Rachel D. Davidson ’19, a graduate student in the Department of Chemistry at Texas A&M University, has been selected to receive a 2020 Cottrell Fellowship from Research Corporation for Science Advancement.
Davidson recently completed her fifth year of study as a member of Texas A&M chemist Dr. Sarbajit Banerjee’s laboratory focused on materials chemistry. She is one of 13 Cottrell Fellows who will be supported this year by more than $1.1 million in combined RCSA and National Science Foundation funding intended to help close the gap created by coronavirus-pandemic-related institutional hiring freezes that have delayed or derailed many newly minted Ph.D.s’ plans to start independent academic or research careers.
“Support from the NSF is a terrific vote of confidence in the work we’re doing to avoid losing a generation of scientists,” said RCSA President and CEO Daniel Linzer. “The partnership between federal funding and private philanthropy to promote workforce development in science has never been more important.”
In light of the unprecedented financial challenges facing institutions due to COVID-19, RCSA had asked its Cottrell Scholars community, which includes Banerjee, to identify critical needs in teaching and research and suggest ways private funding could help. After many expressed concerns about the immediate employment and careers of postdoctoral fellows working in their research groups, RCSA created the Cottrell Fellowships initiative, partnering with the NSF Directorate for Mathematical and Physical Sciences in a broader quest to retain talented scientists and nurture the next generation of teacher-scholars.

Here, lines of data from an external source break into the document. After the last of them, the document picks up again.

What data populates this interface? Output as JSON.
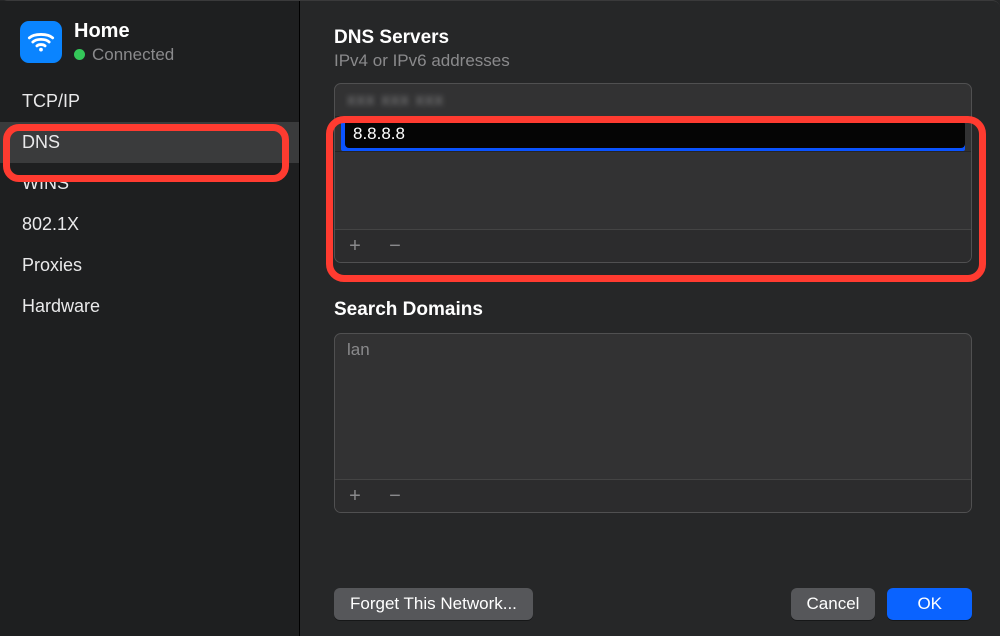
{
  "network": {
    "name": "Home",
    "status": "Connected",
    "status_color": "#34c759",
    "icon": "wifi-icon"
  },
  "tabs": [
    {
      "id": "tcpip",
      "label": "TCP/IP",
      "selected": false
    },
    {
      "id": "dns",
      "label": "DNS",
      "selected": true
    },
    {
      "id": "wins",
      "label": "WINS",
      "selected": false
    },
    {
      "id": "8021x",
      "label": "802.1X",
      "selected": false
    },
    {
      "id": "proxies",
      "label": "Proxies",
      "selected": false
    },
    {
      "id": "hardware",
      "label": "Hardware",
      "selected": false
    }
  ],
  "dns": {
    "section_title": "DNS Servers",
    "section_subtitle": "IPv4 or IPv6 addresses",
    "rows": [
      {
        "value": "xxx xxx xxx",
        "blurred": true,
        "editing": false
      },
      {
        "value": "8.8.8.8",
        "blurred": false,
        "editing": true
      }
    ],
    "add_label": "+",
    "remove_label": "−"
  },
  "search_domains": {
    "section_title": "Search Domains",
    "rows": [
      {
        "value": "lan"
      }
    ],
    "add_label": "+",
    "remove_label": "−"
  },
  "footer": {
    "forget_label": "Forget This Network...",
    "cancel_label": "Cancel",
    "ok_label": "OK"
  },
  "annotations": {
    "sidebar_highlight": true,
    "main_highlight": true,
    "highlight_color": "#ff3b30"
  }
}
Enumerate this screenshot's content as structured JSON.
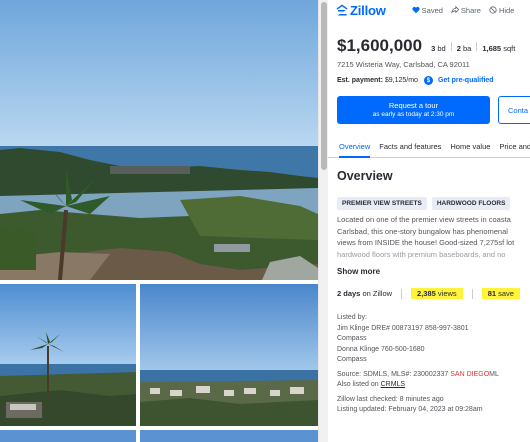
{
  "brand": {
    "name": "Zillow",
    "color": "#006aff"
  },
  "header_actions": [
    {
      "label": "Saved",
      "icon": "heart-icon"
    },
    {
      "label": "Share",
      "icon": "share-icon"
    },
    {
      "label": "Hide",
      "icon": "hide-icon"
    }
  ],
  "listing": {
    "price": "$1,600,000",
    "beds_value": "3",
    "beds_unit": "bd",
    "baths_value": "2",
    "baths_unit": "ba",
    "sqft_value": "1,685",
    "sqft_unit": "sqft",
    "address": "7215 Wisteria Way, Carlsbad, CA 92011",
    "est_payment_label": "Est. payment:",
    "est_payment_value": "$9,125/mo",
    "payment_badge": "$",
    "prequal_label": "Get pre-qualified"
  },
  "buttons": {
    "request_tour": "Request a tour",
    "request_tour_sub": "as early as today at 2:30 pm",
    "contact": "Conta"
  },
  "tabs": [
    "Overview",
    "Facts and features",
    "Home value",
    "Price and"
  ],
  "overview": {
    "title": "Overview",
    "chips": [
      "PREMIER VIEW STREETS",
      "HARDWOOD FLOORS"
    ],
    "description": [
      "Located on one of the premier view streets in coasta",
      "Carlsbad, this one-story bungalow has phenomenal",
      "views from INSIDE the house! Good-sized 7,275sf lot",
      "hardwood floors with premium baseboards, and no"
    ],
    "show_more": "Show more"
  },
  "stats": {
    "days_value": "2 days",
    "days_label": "on Zillow",
    "views_value": "2,385",
    "views_label": "views",
    "saves_value": "81",
    "saves_label": "save"
  },
  "listed_by": {
    "heading": "Listed by:",
    "agent1": "Jim Klinge DRE# 00873197 858-997-3801",
    "broker1": "Compass",
    "agent2": "Donna Klinge 760-500-1680",
    "broker2": "Compass"
  },
  "source": {
    "prefix": "Source: SDMLS,  MLS#: 230002337",
    "sd_part": "SAN DIEGO",
    "ml_part": "ML",
    "also_listed_label": "Also listed on",
    "also_listed_link": "CRMLS"
  },
  "timestamps": {
    "checked": "Zillow last checked: 8 minutes ago",
    "updated": "Listing updated: February 04, 2023 at 09:28am"
  }
}
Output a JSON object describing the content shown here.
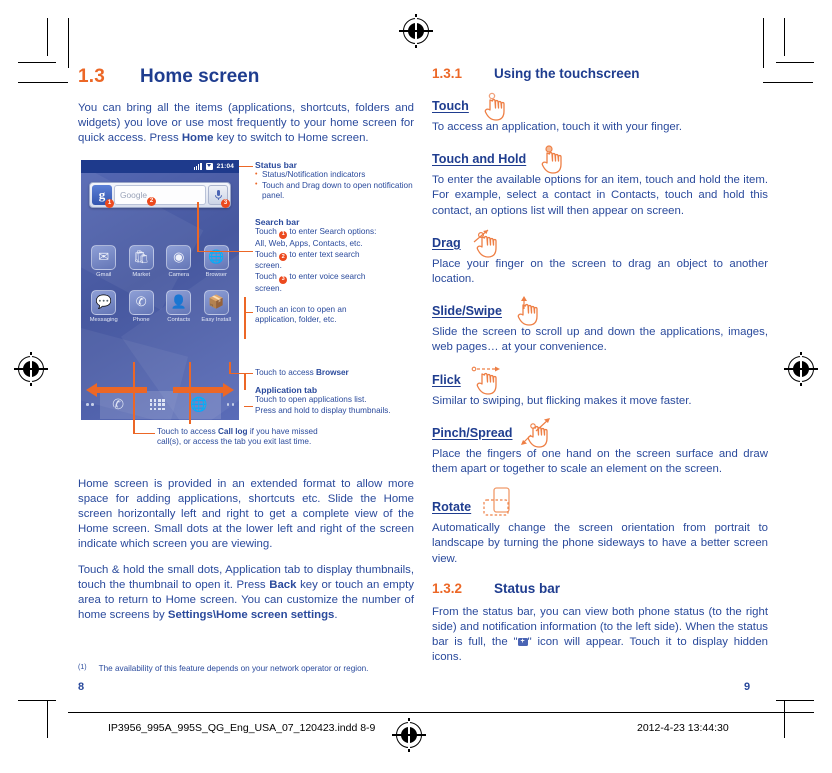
{
  "left_page": {
    "section": {
      "number": "1.3",
      "title": "Home screen"
    },
    "intro": "You can bring all the items (applications, shortcuts, folders and widgets) you love or use most frequently to your home screen for quick access. Press Home key to switch to Home screen.",
    "intro_bold": "Home",
    "phone": {
      "status_bar": {
        "time": "21:04"
      },
      "search_widget": {
        "placeholder": "Google",
        "badge_1": "1",
        "badge_2": "2",
        "badge_3": "3"
      },
      "apps": [
        {
          "label": "Gmail",
          "icon": "✉"
        },
        {
          "label": "Market",
          "icon": "🛍"
        },
        {
          "label": "Camera",
          "icon": "◉"
        },
        {
          "label": "Browser",
          "icon": "🌐"
        },
        {
          "label": "Messaging",
          "icon": "💬"
        },
        {
          "label": "Phone",
          "icon": "✆"
        },
        {
          "label": "Contacts",
          "icon": "👤"
        },
        {
          "label": "Easy Install",
          "icon": "📦"
        }
      ]
    },
    "callouts": {
      "status_bar_title": "Status bar",
      "status_bar_b1": "Status/Notification indicators",
      "status_bar_b2": "Touch and Drag down to open notification panel.",
      "search_bar_title": "Search bar",
      "search_line1_pre": "Touch",
      "search_line1_post": "to enter Search options:",
      "search_line2": "All, Web, Apps, Contacts, etc.",
      "search_line3_pre": "Touch",
      "search_line3_post": "to enter text search",
      "search_line4": "screen.",
      "search_line5_pre": "Touch",
      "search_line5_post": "to enter voice search",
      "search_line6": "screen.",
      "icon_open_l1": "Touch an icon to open an",
      "icon_open_l2": "application, folder, etc.",
      "browser_pre": "Touch to access ",
      "browser_bold": "Browser",
      "app_tab_title": "Application tab",
      "app_tab_l1": "Touch to open applications list.",
      "app_tab_l2": "Press and hold to display thumbnails.",
      "calllog_pre": "Touch to access ",
      "calllog_bold": "Call log",
      "calllog_post": " if you have missed",
      "calllog_l2": "call(s), or access the tab you exit last time."
    },
    "para2": "Home screen is provided in an extended format to allow more space for adding applications, shortcuts etc. Slide the Home screen horizontally left and right to get a complete view of the Home screen. Small dots at the lower left and right of the screen indicate which screen you are viewing.",
    "para3_a": "Touch & hold the small dots, Application tab to display thumbnails, touch the thumbnail to open it. Press ",
    "para3_b1": "Back",
    "para3_b": " key or touch an empty area to return to Home screen. You can customize the number of home screens by ",
    "para3_b2": "Settings\\Home screen settings",
    "para3_c": ".",
    "footnote_mark": "(1)",
    "footnote_text": "The availability of this feature depends on your network operator or region.",
    "page_number": "8"
  },
  "right_page": {
    "section_touchscreen": {
      "number": "1.3.1",
      "title": "Using the touchscreen"
    },
    "gestures": [
      {
        "title": "Touch",
        "desc": "To access an application, touch it with your finger.",
        "icon": "hand-touch-icon"
      },
      {
        "title": "Touch and Hold ",
        "desc": "To enter the available options for an item, touch and hold the item. For example, select a contact in Contacts, touch and hold this contact, an options list will then appear on screen.",
        "icon": "hand-touch-hold-icon"
      },
      {
        "title": "Drag",
        "desc": "Place your finger on the screen to drag an object to another location.",
        "icon": "hand-drag-icon"
      },
      {
        "title": "Slide/Swipe",
        "desc": "Slide the screen to scroll up and down the applications, images, web pages… at your convenience.",
        "icon": "hand-slide-icon"
      },
      {
        "title": "Flick",
        "desc": "Similar to swiping, but flicking makes it move faster.",
        "icon": "hand-flick-icon"
      },
      {
        "title": "Pinch/Spread",
        "desc": "Place the fingers of one hand on the screen surface and draw them apart or together to scale an element on the screen.",
        "icon": "hand-pinch-icon"
      },
      {
        "title": "Rotate",
        "desc": "Automatically change the screen orientation from portrait to landscape by turning the phone sideways to have a better screen view.",
        "icon": "rotate-phone-icon"
      }
    ],
    "section_statusbar": {
      "number": "1.3.2",
      "title": "Status bar"
    },
    "statusbar_text_a": "From the status bar, you can view both phone status (to the right side) and notification information (to the left side). When the status bar is full, the \"",
    "statusbar_text_b": "\"  icon will appear. Touch it to display hidden icons.",
    "page_number": "9"
  },
  "print_bar": {
    "file": "IP3956_995A_995S_QG_Eng_USA_07_120423.indd   8-9",
    "date": "2012-4-23   13:44:30"
  },
  "colors": {
    "orange": "#ec6726",
    "blue": "#2a4a9c",
    "heading_blue": "#1f3d8f"
  }
}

“Career interruptions at the postdoctoral stage can be especially disruptive, especially for women and people from underrepresented groups,” said Senior Program Director Silvia Ronco. “Many may seek to leave academia entirely if the job market impedes their ability to advance in their careers.”

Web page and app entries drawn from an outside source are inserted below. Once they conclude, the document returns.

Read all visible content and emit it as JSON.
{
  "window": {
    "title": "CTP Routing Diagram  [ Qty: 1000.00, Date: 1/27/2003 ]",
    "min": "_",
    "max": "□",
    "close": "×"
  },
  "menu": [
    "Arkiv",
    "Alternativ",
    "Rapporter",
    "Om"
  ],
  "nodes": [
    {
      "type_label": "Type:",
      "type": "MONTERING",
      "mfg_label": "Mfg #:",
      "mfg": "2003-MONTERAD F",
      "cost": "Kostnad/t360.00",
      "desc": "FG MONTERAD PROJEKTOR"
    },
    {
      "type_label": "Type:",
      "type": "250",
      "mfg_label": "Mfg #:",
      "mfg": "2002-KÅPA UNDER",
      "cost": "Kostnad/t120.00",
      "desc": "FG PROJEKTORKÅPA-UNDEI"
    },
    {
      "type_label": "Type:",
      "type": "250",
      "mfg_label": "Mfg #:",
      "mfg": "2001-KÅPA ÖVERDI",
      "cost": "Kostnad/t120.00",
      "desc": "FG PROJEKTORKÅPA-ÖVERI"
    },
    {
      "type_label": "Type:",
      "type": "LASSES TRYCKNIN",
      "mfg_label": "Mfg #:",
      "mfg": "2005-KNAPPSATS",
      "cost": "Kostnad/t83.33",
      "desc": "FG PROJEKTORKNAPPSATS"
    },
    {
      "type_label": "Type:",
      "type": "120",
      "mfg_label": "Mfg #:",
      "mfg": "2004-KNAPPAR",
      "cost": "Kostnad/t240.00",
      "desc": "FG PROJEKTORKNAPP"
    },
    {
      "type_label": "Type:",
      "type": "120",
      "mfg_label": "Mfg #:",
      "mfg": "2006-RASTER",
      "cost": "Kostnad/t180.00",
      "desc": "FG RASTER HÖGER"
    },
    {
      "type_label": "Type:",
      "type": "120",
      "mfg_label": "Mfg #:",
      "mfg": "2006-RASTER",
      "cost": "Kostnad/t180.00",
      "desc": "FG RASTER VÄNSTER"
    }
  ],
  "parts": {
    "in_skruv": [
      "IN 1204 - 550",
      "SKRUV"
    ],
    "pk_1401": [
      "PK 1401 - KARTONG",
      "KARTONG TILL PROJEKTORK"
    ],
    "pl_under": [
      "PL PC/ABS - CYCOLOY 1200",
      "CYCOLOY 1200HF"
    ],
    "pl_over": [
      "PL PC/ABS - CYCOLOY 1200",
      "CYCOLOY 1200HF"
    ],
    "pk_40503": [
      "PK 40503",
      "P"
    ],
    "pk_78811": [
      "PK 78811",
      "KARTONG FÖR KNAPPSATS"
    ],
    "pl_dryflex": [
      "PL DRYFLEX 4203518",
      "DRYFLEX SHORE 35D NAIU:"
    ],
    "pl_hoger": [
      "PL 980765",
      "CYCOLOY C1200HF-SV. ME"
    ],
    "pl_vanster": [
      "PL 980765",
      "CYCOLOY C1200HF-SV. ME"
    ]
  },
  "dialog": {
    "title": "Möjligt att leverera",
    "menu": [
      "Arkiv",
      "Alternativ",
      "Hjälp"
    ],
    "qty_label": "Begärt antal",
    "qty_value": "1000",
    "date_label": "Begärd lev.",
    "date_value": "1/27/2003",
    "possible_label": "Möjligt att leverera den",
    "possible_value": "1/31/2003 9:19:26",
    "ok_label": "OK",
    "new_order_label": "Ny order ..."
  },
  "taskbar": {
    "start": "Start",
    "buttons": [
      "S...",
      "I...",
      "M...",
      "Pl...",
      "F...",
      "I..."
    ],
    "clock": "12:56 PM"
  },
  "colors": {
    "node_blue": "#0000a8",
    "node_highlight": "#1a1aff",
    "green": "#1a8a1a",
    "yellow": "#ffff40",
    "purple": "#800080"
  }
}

Each Cottrell Fellowship provides up to $75,000 toward salary, benefits and research-related expenses of one postdoctoral fellow for the 2020-2021 academic year and 2021 summer. The awards are made to the Cottrell Scholars sponsoring the postdoctoral fellows.
Davidson received a $50,000 grant toward her proposal, “Developing Design Rules for Accessing Metastable Solids through Global Exploration of Synthetic Landscapes.”

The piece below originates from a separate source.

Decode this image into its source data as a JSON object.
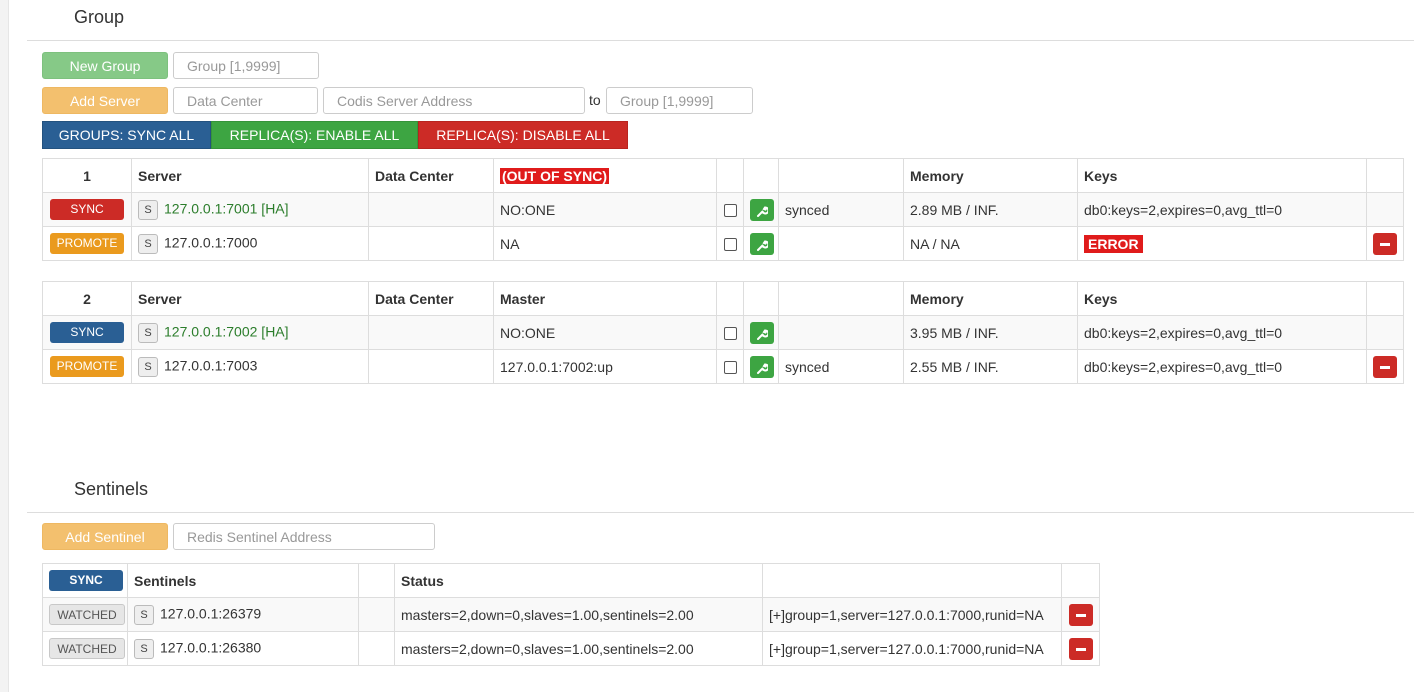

“Congratulations to Rachel on being awarded a Cottrell Fellowship,” Banerjee said. “We are grateful to RCSA and the NSF for their support at such a critical juncture in her career. She is a passionate young scientist who brings truly innovative and creative solutions to the most formidable of problems.”
Davidson earned her bachelor of science in chemistry from the University of Alabama at Birmingham in 2015 before coming to Texas A&M in fall 2015 to begin pursuing her Ph.D. in chemistry within the Banerjee group, where her work involves understanding safety concerns for next-generation batteries through investigations of dendritic growth in magnesium-based battery systems and in design of anode architectures which may mitigate that growth. She also works to develop composite coatings containing nanostructured additives for corrosion inhibition.
Learn more about the Cottrell Fellowship initiative, including the complete list of 2020 Cottrell Fellows.
To find addition information on the Banerjee group, go to https://www.chem.tamu.edu/rgroup/banerjee/.
# # # # # # # # # #
About Research at Texas A&M University: As one of the world’s leading research institutions, Texas A&M is at the forefront in making significant contributions to scholarship and discovery, including that of science and technology. Research conducted at Texas A&M represented annual expenditures of more than $952 million in fiscal year 2019. Texas A&M ranked in the top 20 of the National Science Foundation’s most recent Higher Education Research and Development survey (2018), based on expenditures of more than $922 million in fiscal year 2018. Texas A&M’s research creates new knowledge that provides basic, fundamental and applied contributions resulting, in many cases, in economic benefits to the state, nation and world. To learn more, visit [email protected] A&M.